=== Exercise goal ===
In the records below, find each line with "data" and copy it.

§ §

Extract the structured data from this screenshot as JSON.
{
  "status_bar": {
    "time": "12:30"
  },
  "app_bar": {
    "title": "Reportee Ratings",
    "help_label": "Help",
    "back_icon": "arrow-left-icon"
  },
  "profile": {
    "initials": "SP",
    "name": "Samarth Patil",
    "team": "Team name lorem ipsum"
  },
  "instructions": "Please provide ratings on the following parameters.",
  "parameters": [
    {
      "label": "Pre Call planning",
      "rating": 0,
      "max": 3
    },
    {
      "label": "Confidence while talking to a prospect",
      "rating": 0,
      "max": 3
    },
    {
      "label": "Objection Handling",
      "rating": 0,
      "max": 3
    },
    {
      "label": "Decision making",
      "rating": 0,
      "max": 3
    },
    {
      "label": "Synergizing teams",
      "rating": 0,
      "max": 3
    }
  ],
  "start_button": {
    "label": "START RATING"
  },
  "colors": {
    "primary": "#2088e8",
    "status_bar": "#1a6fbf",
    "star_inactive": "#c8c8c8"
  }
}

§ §

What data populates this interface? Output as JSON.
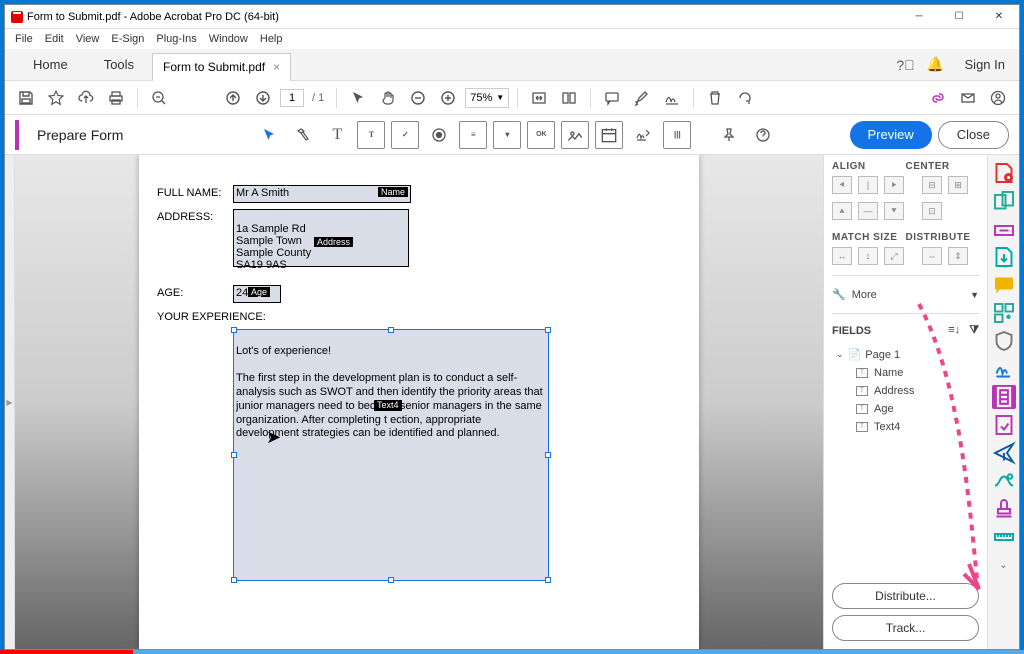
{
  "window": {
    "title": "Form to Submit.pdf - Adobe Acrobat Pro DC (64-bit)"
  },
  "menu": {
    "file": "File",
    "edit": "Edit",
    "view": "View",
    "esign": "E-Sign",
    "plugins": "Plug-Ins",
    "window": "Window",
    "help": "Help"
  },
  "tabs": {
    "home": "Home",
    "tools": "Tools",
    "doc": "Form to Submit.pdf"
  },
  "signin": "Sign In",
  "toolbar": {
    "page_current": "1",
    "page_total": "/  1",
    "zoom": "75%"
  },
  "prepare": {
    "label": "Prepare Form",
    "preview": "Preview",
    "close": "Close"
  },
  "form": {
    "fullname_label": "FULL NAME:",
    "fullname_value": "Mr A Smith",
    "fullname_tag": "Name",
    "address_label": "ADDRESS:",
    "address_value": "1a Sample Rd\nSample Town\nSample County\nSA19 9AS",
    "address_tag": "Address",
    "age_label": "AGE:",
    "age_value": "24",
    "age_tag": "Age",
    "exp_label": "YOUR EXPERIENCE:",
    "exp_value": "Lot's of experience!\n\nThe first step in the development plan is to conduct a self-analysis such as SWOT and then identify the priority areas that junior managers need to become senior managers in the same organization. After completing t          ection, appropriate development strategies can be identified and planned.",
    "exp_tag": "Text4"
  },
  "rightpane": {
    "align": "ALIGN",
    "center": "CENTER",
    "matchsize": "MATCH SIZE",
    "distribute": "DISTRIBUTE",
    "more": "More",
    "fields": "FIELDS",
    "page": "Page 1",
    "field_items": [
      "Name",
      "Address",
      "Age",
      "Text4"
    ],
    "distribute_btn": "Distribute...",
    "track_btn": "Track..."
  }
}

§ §

=== Exercise response ===
Extract the structured data from this screenshot as JSON.
What data populates this interface? Output as JSON.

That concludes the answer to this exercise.